Supporting Federal De-Listing of the Gray Wolf
Humane Society of the United States v. Zinke
In 2011, the U.S. Fish and Wildlife Service (“FWS”) published a Final Rule removing the Western Great Lakes gray wolf population from protected status under the Endangered Species Act (“ESA”). The Final Rule was grounded in both law and fact, and was the product of a thorough evaluation of public comments, peer reviews, and the best available scientific and commercial data. The Final Rule allowed Wisconsin to manage its wolf population in a manner that reduced losses from depredation, or wolf attacks on domestic animals, while also ensuring the wolf species was not placed at risk.
On December 19, 2014, the district court vacated the Final Rule. Wisconsin was no longer able to use lethal control to protect its citizens’ livestock from wolf attacks, and Wisconsin taxpayers once again assumed a greater financial burden in compensating people for depredation losses.
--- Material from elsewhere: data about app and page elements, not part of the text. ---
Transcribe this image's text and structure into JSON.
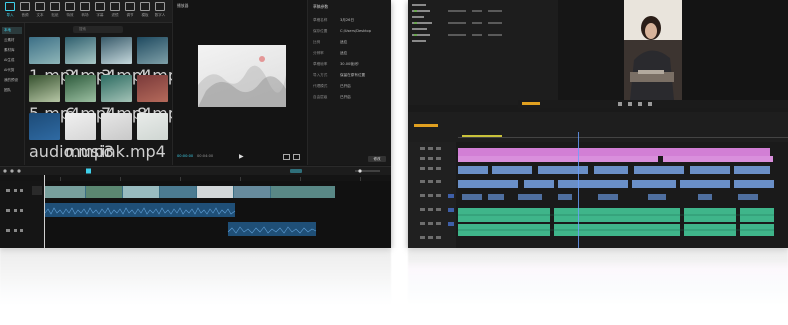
{
  "left_app": {
    "toolbar": [
      {
        "label": "导入",
        "icon": "import-icon",
        "active": true
      },
      {
        "label": "音频",
        "icon": "audio-icon"
      },
      {
        "label": "文本",
        "icon": "text-icon"
      },
      {
        "label": "贴纸",
        "icon": "sticker-icon"
      },
      {
        "label": "特效",
        "icon": "effects-icon"
      },
      {
        "label": "转场",
        "icon": "transition-icon"
      },
      {
        "label": "字幕",
        "icon": "caption-icon"
      },
      {
        "label": "滤镜",
        "icon": "filter-icon"
      },
      {
        "label": "调节",
        "icon": "adjust-icon"
      },
      {
        "label": "模板",
        "icon": "template-icon"
      },
      {
        "label": "数字人",
        "icon": "avatar-icon"
      }
    ],
    "side_items": [
      "本地",
      "云素材",
      "素材库",
      "AI生成",
      "AI代剪",
      "我的预设",
      "团队"
    ],
    "media": {
      "header": "全部",
      "search_placeholder": "搜索",
      "thumbs": [
        {
          "caption": "1.mp4",
          "color1": "#3c6f86",
          "color2": "#8fb6b8"
        },
        {
          "caption": "2.mp4",
          "color1": "#2f5f6e",
          "color2": "#a9c8c6"
        },
        {
          "caption": "3.mp4",
          "color1": "#385a6a",
          "color2": "#c6d9dd"
        },
        {
          "caption": "4.mp4",
          "color1": "#1f4a60",
          "color2": "#7fa0a8"
        },
        {
          "caption": "5.mp4",
          "color1": "#35502e",
          "color2": "#b7c7a6"
        },
        {
          "caption": "6.mp4",
          "color1": "#2d5a3c",
          "color2": "#9cc0a2"
        },
        {
          "caption": "7.mp4",
          "color1": "#2c6b61",
          "color2": "#a4c3b7"
        },
        {
          "caption": "8.mp4",
          "color1": "#7a3a3a",
          "color2": "#b56a5b"
        },
        {
          "caption": "audio.mp3",
          "color1": "#1d4b77",
          "color2": "#2f6aa3"
        },
        {
          "caption": "music",
          "color1": "#f0f0f0",
          "color2": "#d6d6d6"
        },
        {
          "caption": "ink.mp4",
          "color1": "#e6e6e6",
          "color2": "#c9c9c9"
        },
        {
          "caption": "",
          "color1": "#e9ecea",
          "color2": "#cfd6d2"
        }
      ]
    },
    "preview": {
      "title": "播放器",
      "timecode_current": "00:00:00",
      "timecode_total": "00:04:00"
    },
    "properties": {
      "title": "草稿参数",
      "rows": [
        {
          "k": "草稿名称",
          "v": "3月26日"
        },
        {
          "k": "保存位置",
          "v": "C:/Users/Desktop"
        },
        {
          "k": "比例",
          "v": "适应"
        },
        {
          "k": "分辨率",
          "v": "适应"
        },
        {
          "k": "草稿帧率",
          "v": "30.00帧/秒"
        },
        {
          "k": "导入方式",
          "v": "保留在原有位置"
        },
        {
          "k": "代理模式",
          "v": "已开启"
        },
        {
          "k": "自由层级",
          "v": "已开启"
        }
      ],
      "button": "修改"
    }
  }
}
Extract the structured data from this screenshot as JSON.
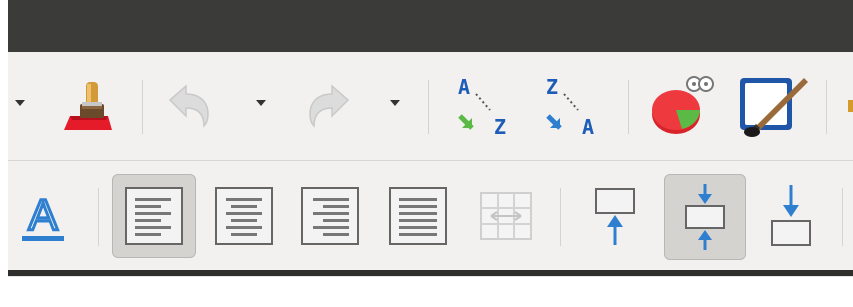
{
  "window": {
    "titlebar_color": "#3b3b39"
  },
  "toolbar_top": {
    "buttons": [
      {
        "name": "dropdown-arrow-icon"
      },
      {
        "name": "clone-formatting-icon"
      },
      {
        "name": "undo-icon",
        "enabled": false
      },
      {
        "name": "redo-icon",
        "enabled": false
      },
      {
        "name": "sort-ascending-icon",
        "text": [
          "A",
          "Z"
        ]
      },
      {
        "name": "sort-descending-icon",
        "text": [
          "Z",
          "A"
        ]
      },
      {
        "name": "insert-chart-icon"
      },
      {
        "name": "draw-functions-icon"
      }
    ]
  },
  "toolbar_bottom": {
    "font_color_letter": "A",
    "align_buttons": [
      {
        "name": "align-left",
        "pressed": true
      },
      {
        "name": "align-center",
        "pressed": false
      },
      {
        "name": "align-right",
        "pressed": false
      },
      {
        "name": "justify",
        "pressed": false
      },
      {
        "name": "merge-cells",
        "enabled": false
      }
    ],
    "valign_buttons": [
      {
        "name": "align-top",
        "pressed": false
      },
      {
        "name": "center-vertically",
        "pressed": true
      },
      {
        "name": "align-bottom",
        "pressed": false
      }
    ]
  },
  "colors": {
    "accent_blue": "#2f7fd0",
    "chart_red": "#d8232a",
    "chart_green": "#5bb946"
  }
}
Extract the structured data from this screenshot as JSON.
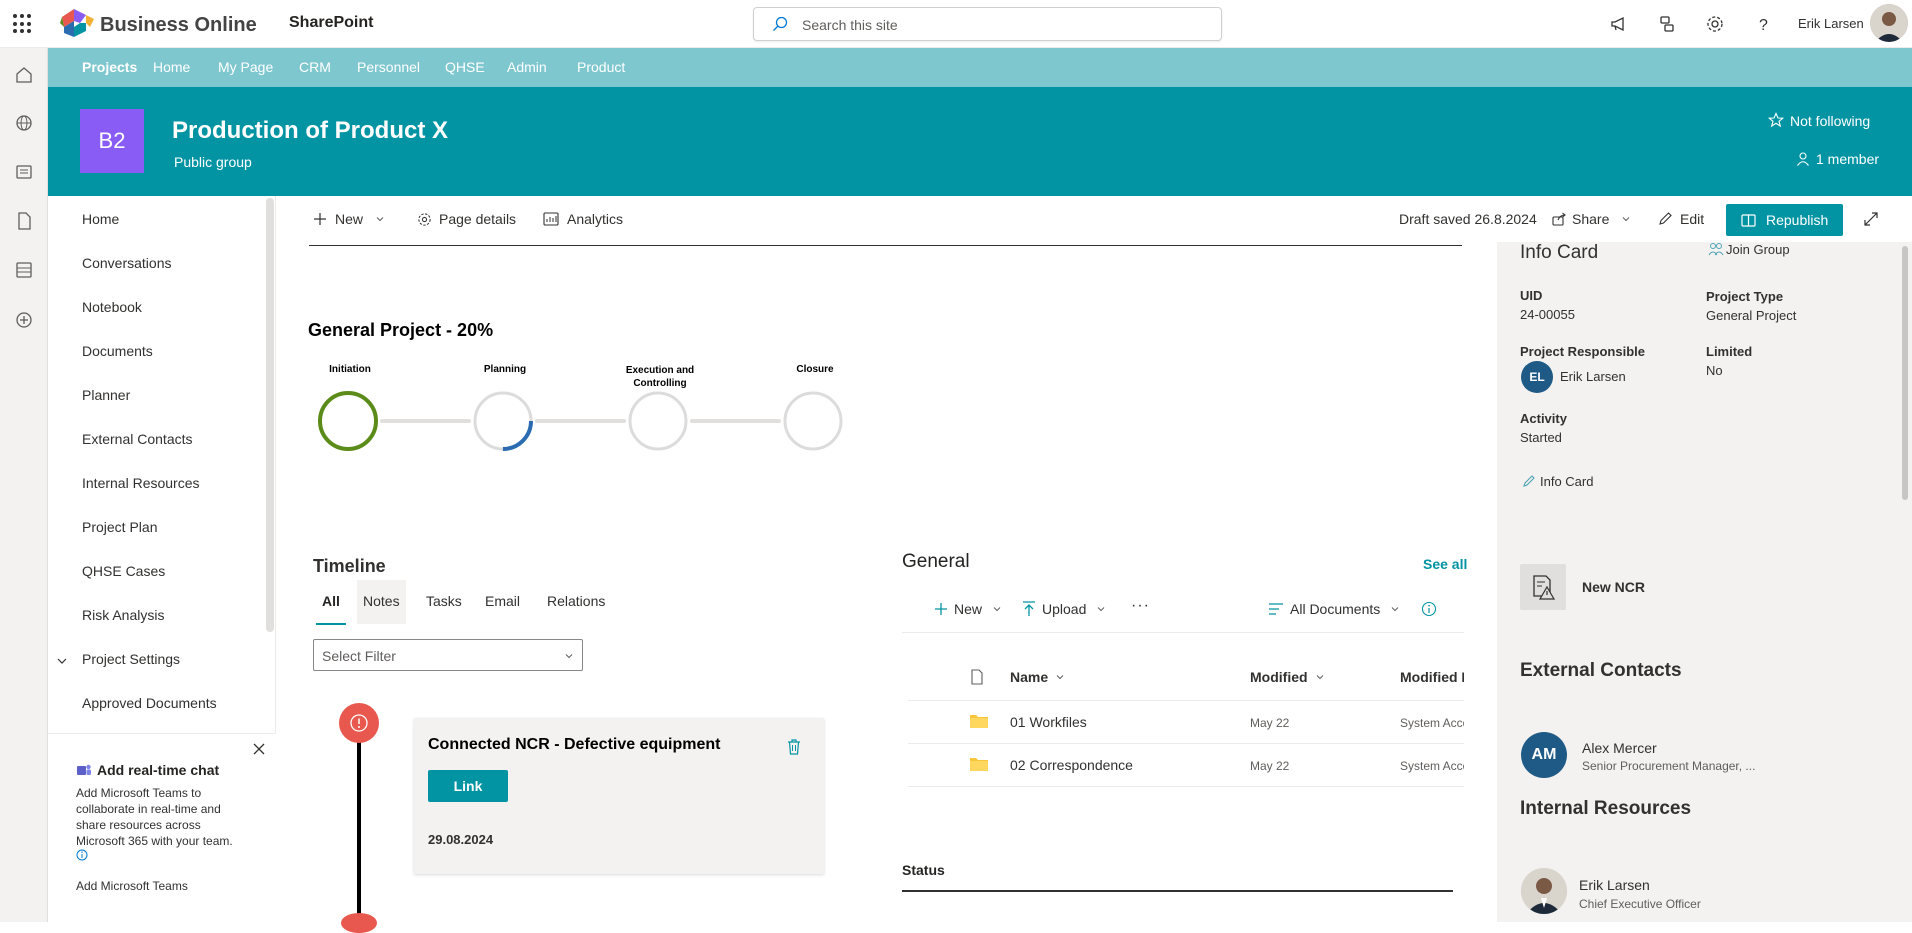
{
  "suite": {
    "brand": "Business Online",
    "app": "SharePoint",
    "search_placeholder": "Search this site",
    "user_name": "Erik Larsen"
  },
  "hub_nav": [
    "Projects",
    "Home",
    "My Page",
    "CRM",
    "Personnel",
    "QHSE",
    "Admin",
    "Product"
  ],
  "header": {
    "logo_text": "B2",
    "title": "Production of Product X",
    "subtitle": "Public group",
    "follow": "Not following",
    "members": "1 member"
  },
  "left_nav": {
    "items": [
      "Home",
      "Conversations",
      "Notebook",
      "Documents",
      "Planner",
      "External Contacts",
      "Internal Resources",
      "Project Plan",
      "QHSE Cases",
      "Risk Analysis",
      "Project Settings",
      "Approved Documents"
    ],
    "selected": "Project Settings"
  },
  "chat": {
    "title": "Add real-time chat",
    "body": "Add Microsoft Teams to collaborate in real-time and share resources across Microsoft 365 with your team.",
    "link": "Add Microsoft Teams"
  },
  "command_bar": {
    "new": "New",
    "page_details": "Page details",
    "analytics": "Analytics",
    "draft": "Draft saved 26.8.2024",
    "share": "Share",
    "edit": "Edit",
    "republish": "Republish"
  },
  "progress": {
    "title": "General Project  - 20%",
    "stages": [
      {
        "label": "Initiation",
        "fill": 1.0,
        "color": "#5b8c1a"
      },
      {
        "label": "Planning",
        "fill": 0.25,
        "color": "#2b6cb0"
      },
      {
        "label": "Execution and Controlling",
        "fill": 0,
        "color": "#2b6cb0"
      },
      {
        "label": "Closure",
        "fill": 0,
        "color": "#2b6cb0"
      }
    ]
  },
  "timeline": {
    "title": "Timeline",
    "tabs": [
      "All",
      "Notes",
      "Tasks",
      "Email",
      "Relations"
    ],
    "filter_placeholder": "Select Filter",
    "card": {
      "title": "Connected NCR - Defective equipment",
      "link": "Link",
      "date": "29.08.2024"
    }
  },
  "general": {
    "title": "General",
    "see_all": "See all",
    "new": "New",
    "upload": "Upload",
    "view": "All Documents",
    "columns": [
      "Name",
      "Modified",
      "Modified I"
    ],
    "rows": [
      {
        "name": "01 Workfiles",
        "modified": "May 22",
        "by": "System Acco"
      },
      {
        "name": "02 Correspondence",
        "modified": "May 22",
        "by": "System Acco"
      }
    ],
    "status": "Status"
  },
  "info_card": {
    "title": "Info Card",
    "join": "Join Group",
    "uid_label": "UID",
    "uid": "24-00055",
    "type_label": "Project Type",
    "type": "General Project",
    "resp_label": "Project Responsible",
    "resp_initials": "EL",
    "resp": "Erik Larsen",
    "limited_label": "Limited",
    "limited": "No",
    "activity_label": "Activity",
    "activity": "Started",
    "edit_link": "Info Card",
    "new_ncr": "New NCR",
    "ext_title": "External Contacts",
    "ext_initials": "AM",
    "ext_name": "Alex Mercer",
    "ext_role": "Senior Procurement Manager, ...",
    "int_title": "Internal Resources",
    "int_name": "Erik Larsen",
    "int_role": "Chief Executive Officer"
  },
  "colors": {
    "teal": "#0394a4",
    "hub": "#7fc7cf",
    "purple": "#8a5cf6",
    "red": "#e8584e",
    "navy": "#1f5a87"
  }
}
The State appealed that decision, seeking to restore the Rule, and argued that FWS acted consistently with the text and purpose of the ESA and the District Court would have reached the correct result had it observed the standards of deference to agency expertise.
Status: The United States Court of Appeals for the District of Columbia affirmed the District Court's ruling.